ABOUT THIS EXERCISE → Any image in the records is to be dropped, and everything else duplicated precisely.

EXTRACTED ENTRIES →

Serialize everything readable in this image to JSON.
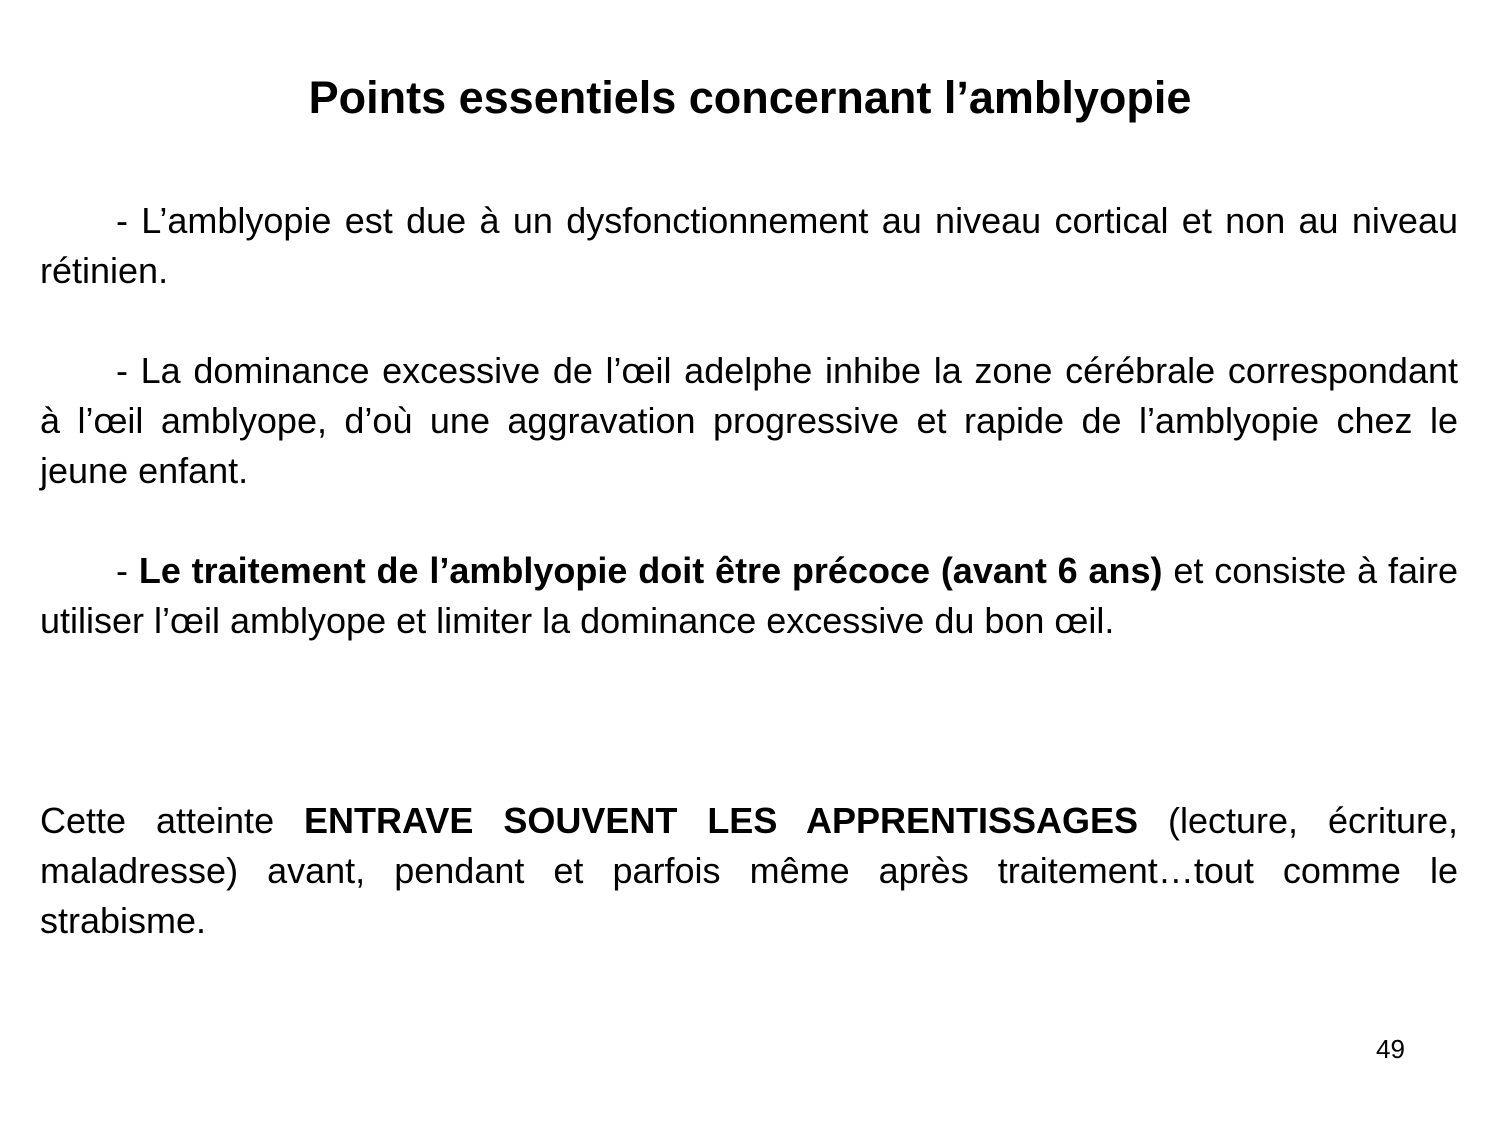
{
  "title": "Points essentiels concernant l’amblyopie",
  "paragraphs": {
    "p1": {
      "text": "- L’amblyopie est due à un dysfonctionnement au niveau cortical et non au niveau rétinien."
    },
    "p2": {
      "text": "- La dominance excessive de l’œil adelphe inhibe la zone cérébrale correspondant à l’œil amblyope, d’où une aggravation progressive et rapide de l’amblyopie chez le jeune enfant."
    },
    "p3": {
      "prefix": "- ",
      "bold": "Le traitement de l’amblyopie doit être précoce (avant 6 ans)",
      "suffix": " et consiste à faire utiliser l’œil amblyope et limiter la dominance excessive du bon œil."
    },
    "p4": {
      "prefix": "Cette atteinte ",
      "bold": "ENTRAVE SOUVENT LES APPRENTISSAGES",
      "suffix": " (lecture, écriture, maladresse) avant, pendant et parfois même après traitement…tout comme le strabisme."
    }
  },
  "page_number": "49"
}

RESPONSE TO THIS EXERCISE →
Serialize everything readable in this image to JSON.
{
  "title": "Points essentiels concernant l’amblyopie",
  "paragraphs": {
    "p1": {
      "text": "- L’amblyopie est due à un dysfonctionnement au niveau cortical et non au niveau rétinien."
    },
    "p2": {
      "text": "- La dominance excessive de l’œil adelphe inhibe la zone cérébrale correspondant à l’œil amblyope, d’où une aggravation progressive et rapide de l’amblyopie chez le jeune enfant."
    },
    "p3": {
      "prefix": "- ",
      "bold": "Le traitement de l’amblyopie doit être précoce (avant 6 ans)",
      "suffix": " et consiste à faire utiliser l’œil amblyope et limiter la dominance excessive du bon œil."
    },
    "p4": {
      "prefix": "Cette atteinte ",
      "bold": "ENTRAVE SOUVENT LES APPRENTISSAGES",
      "suffix": " (lecture, écriture, maladresse) avant, pendant et parfois même après traitement…tout comme le strabisme."
    }
  },
  "page_number": "49"
}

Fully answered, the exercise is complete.